(Excerpts from an interface dataset)
----------------

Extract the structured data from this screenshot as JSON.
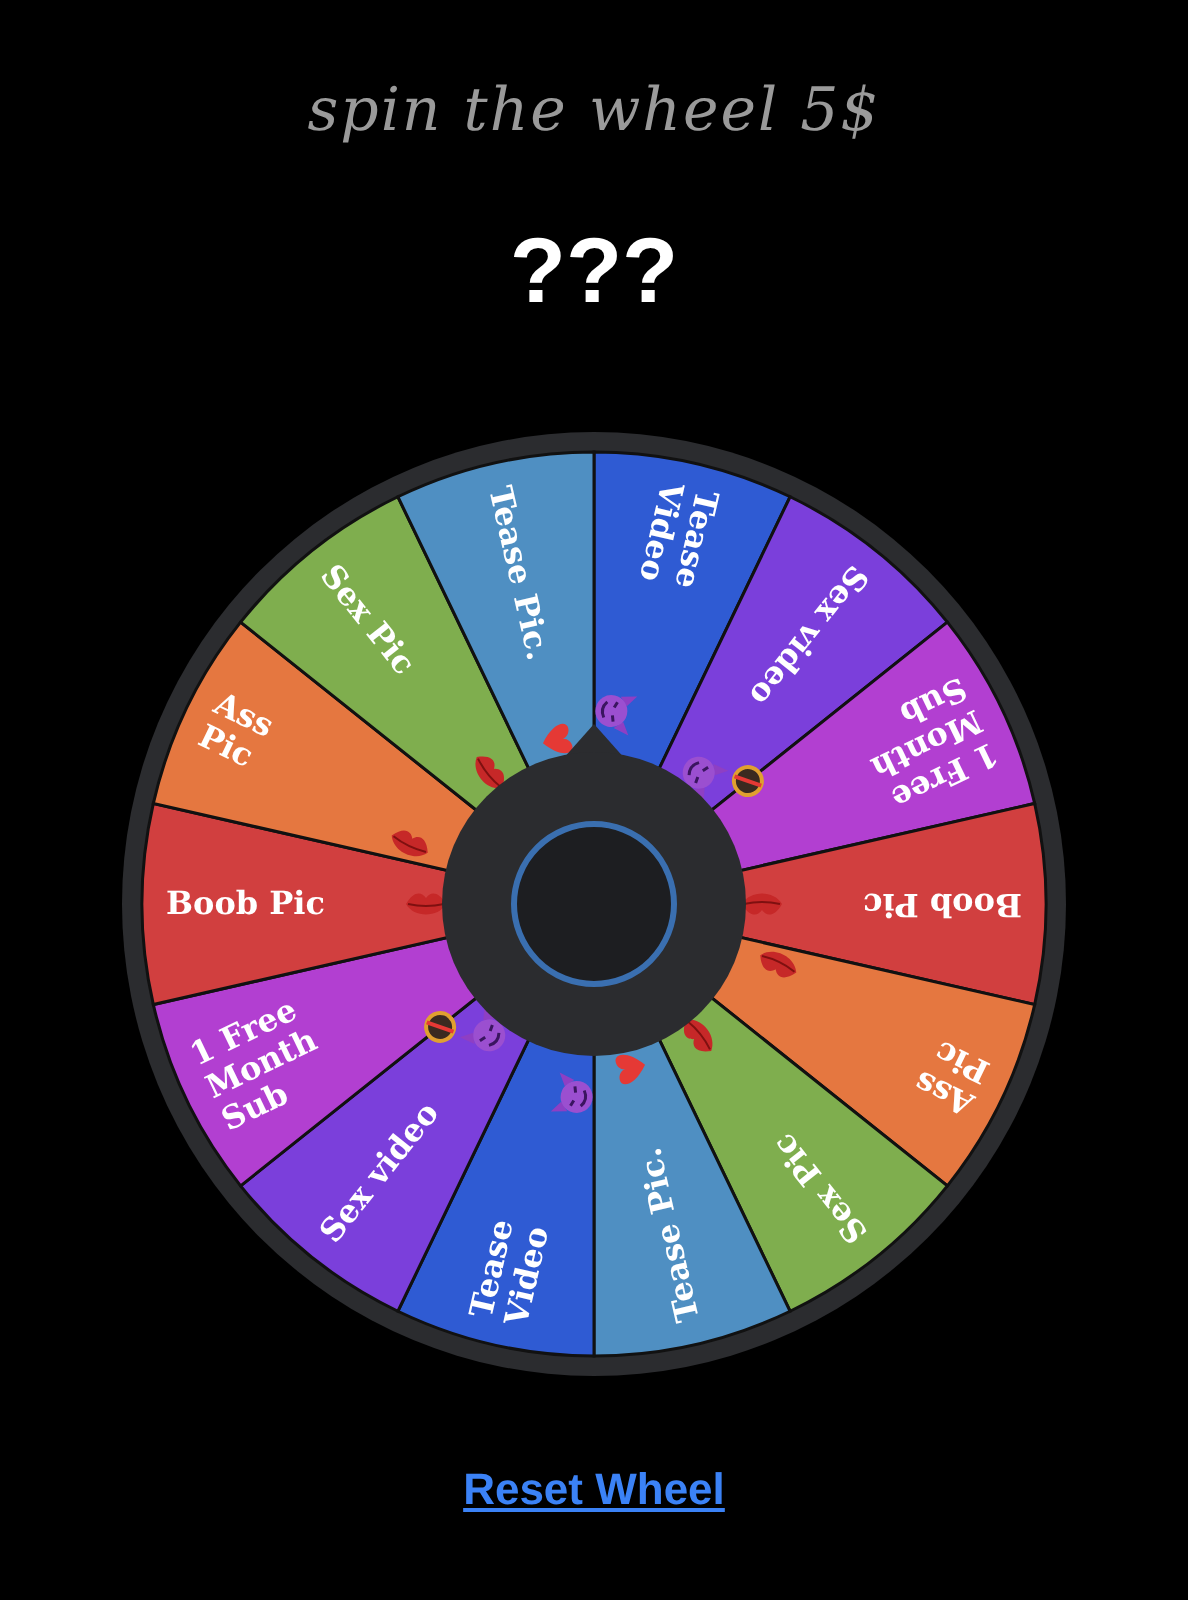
{
  "title": "spin the wheel 5$",
  "result": "???",
  "wheel": {
    "segments": [
      {
        "lines": [
          "Tease",
          "Video"
        ],
        "color": "#2f5bd3",
        "kind": "devil"
      },
      {
        "lines": [
          "Sex video"
        ],
        "color": "#7b3fdb",
        "kind": "devil"
      },
      {
        "lines": [
          "1 Free",
          "Month",
          "Sub"
        ],
        "color": "#b23fd1",
        "kind": "badge"
      },
      {
        "lines": [
          "Boob Pic"
        ],
        "color": "#d13f3f",
        "kind": "lips"
      },
      {
        "lines": [
          "Ass",
          "Pic"
        ],
        "color": "#e57740",
        "kind": "lips"
      },
      {
        "lines": [
          "Sex Pic"
        ],
        "color": "#7fae4e",
        "kind": "lips"
      },
      {
        "lines": [
          "Tease Pic."
        ],
        "color": "#4f8fc2",
        "kind": "heart"
      },
      {
        "lines": [
          "Tease",
          "Video"
        ],
        "color": "#2f5bd3",
        "kind": "devil"
      },
      {
        "lines": [
          "Sex video"
        ],
        "color": "#7b3fdb",
        "kind": "devil"
      },
      {
        "lines": [
          "1 Free",
          "Month",
          "Sub"
        ],
        "color": "#b23fd1",
        "kind": "badge"
      },
      {
        "lines": [
          "Boob Pic"
        ],
        "color": "#d13f3f",
        "kind": "lips"
      },
      {
        "lines": [
          "Ass",
          "Pic"
        ],
        "color": "#e57740",
        "kind": "lips"
      },
      {
        "lines": [
          "Sex Pic"
        ],
        "color": "#7fae4e",
        "kind": "lips"
      },
      {
        "lines": [
          "Tease Pic."
        ],
        "color": "#4f8fc2",
        "kind": "heart"
      }
    ]
  },
  "reset_link": "Reset Wheel"
}
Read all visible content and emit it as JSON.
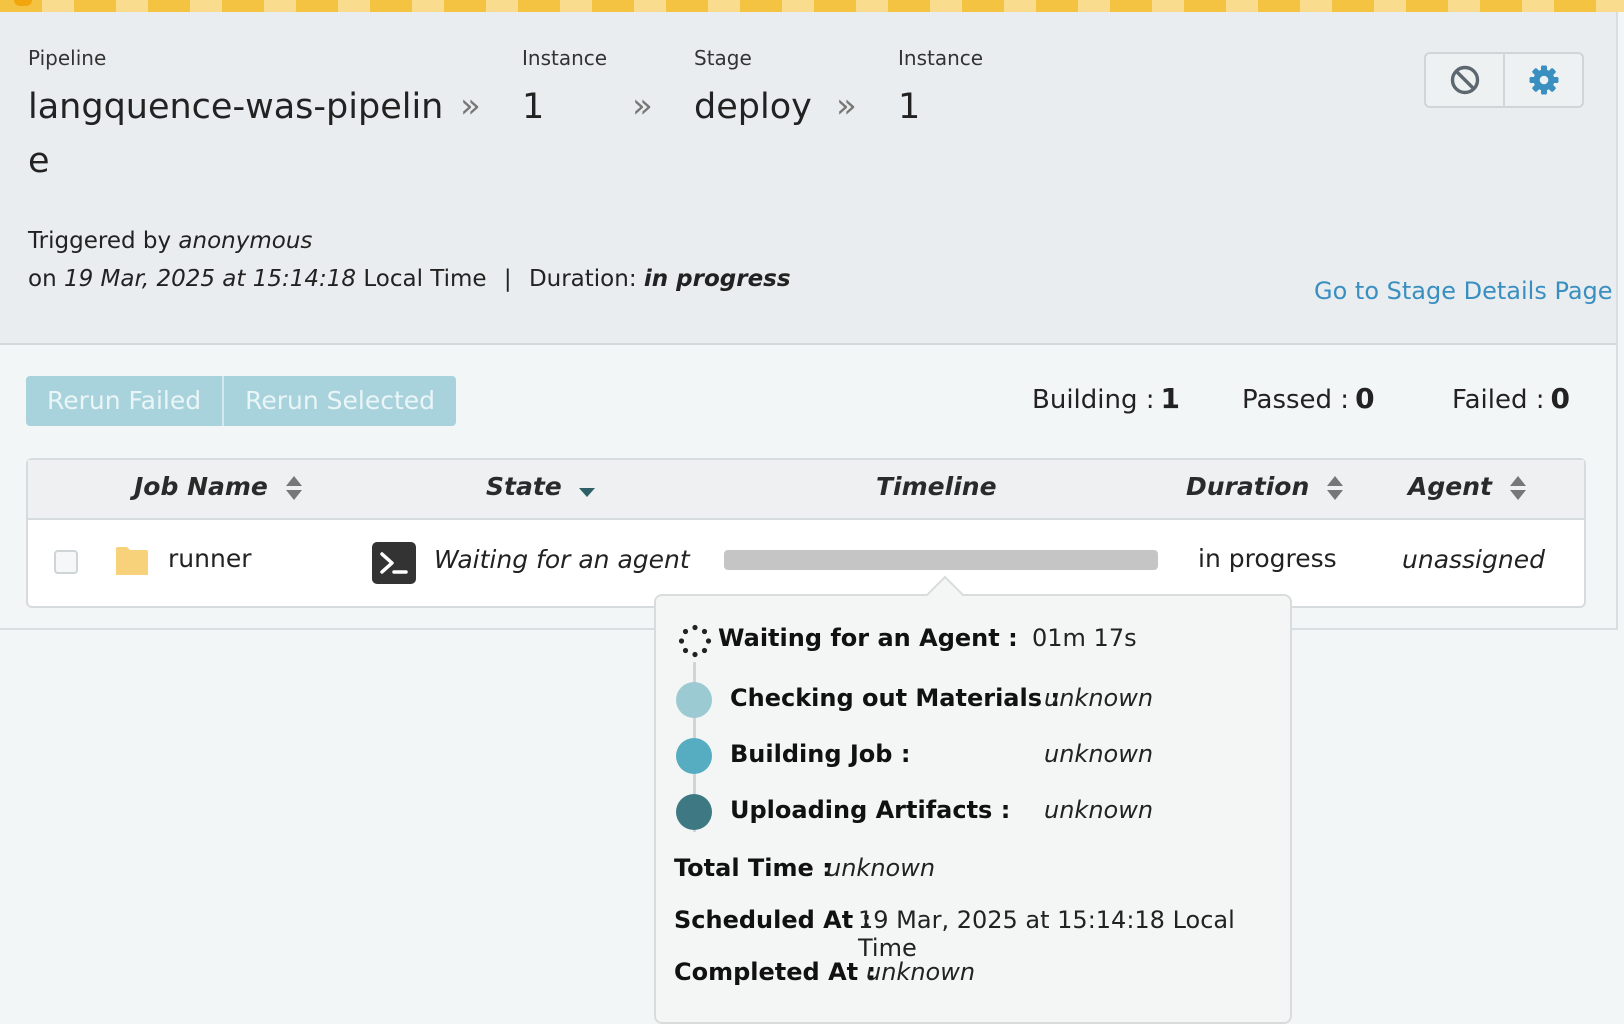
{
  "breadcrumb": {
    "pipeline_label": "Pipeline",
    "pipeline_name_line1": "langquence-was-pipelin",
    "pipeline_name_line2": "e",
    "instance_label": "Instance",
    "instance_value": "1",
    "stage_label": "Stage",
    "stage_value": "deploy",
    "stage_instance_label": "Instance",
    "stage_instance_value": "1",
    "separator": "»"
  },
  "trigger": {
    "prefix": "Triggered by",
    "user": "anonymous",
    "on": "on",
    "date": "19 Mar, 2025 at 15:14:18",
    "local_time": "Local Time",
    "divider": "|",
    "duration_label": "Duration:",
    "duration_value": "in progress"
  },
  "stage_link": "Go to Stage Details Page",
  "actions": {
    "rerun_failed": "Rerun Failed",
    "rerun_selected": "Rerun Selected"
  },
  "counts": {
    "building_label": "Building :",
    "building": "1",
    "passed_label": "Passed :",
    "passed": "0",
    "failed_label": "Failed :",
    "failed": "0"
  },
  "table": {
    "headers": {
      "job_name": "Job Name",
      "state": "State",
      "timeline": "Timeline",
      "duration": "Duration",
      "agent": "Agent"
    },
    "rows": [
      {
        "job_name": "runner",
        "state": "Waiting for an agent",
        "duration": "in progress",
        "agent": "unassigned"
      }
    ]
  },
  "popup": {
    "waiting_label": "Waiting for an Agent :",
    "waiting_value": "01m 17s",
    "checkout_label": "Checking out Materials :",
    "checkout_value": "unknown",
    "building_label": "Building Job :",
    "building_value": "unknown",
    "uploading_label": "Uploading Artifacts :",
    "uploading_value": "unknown",
    "total_label": "Total Time :",
    "total_value": "unknown",
    "scheduled_label": "Scheduled At :",
    "scheduled_value": "19 Mar, 2025 at 15:14:18 Local Time",
    "completed_label": "Completed At :",
    "completed_value": "unknown"
  },
  "colors": {
    "link": "#3a8fc1",
    "checkout_dot": "#9ccad3",
    "building_dot": "#56adc1",
    "uploading_dot": "#3d7883",
    "rerun_button": "#a9d3dc",
    "stripe": "#f5c342"
  },
  "icons": {
    "header_left": "cancel-icon",
    "header_right": "gear-icon",
    "sort": "sort-icon",
    "state_sort": "caret-down-icon",
    "job_folder": "folder-icon",
    "job_console": "terminal-icon",
    "waiting": "spinner-icon"
  }
}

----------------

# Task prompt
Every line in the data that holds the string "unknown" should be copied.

# Worked solution
    "checkout_value": "unknown",
    "building_value": "unknown",
    "uploading_value": "unknown",
    "total_value": "unknown",
    "completed_value": "unknown"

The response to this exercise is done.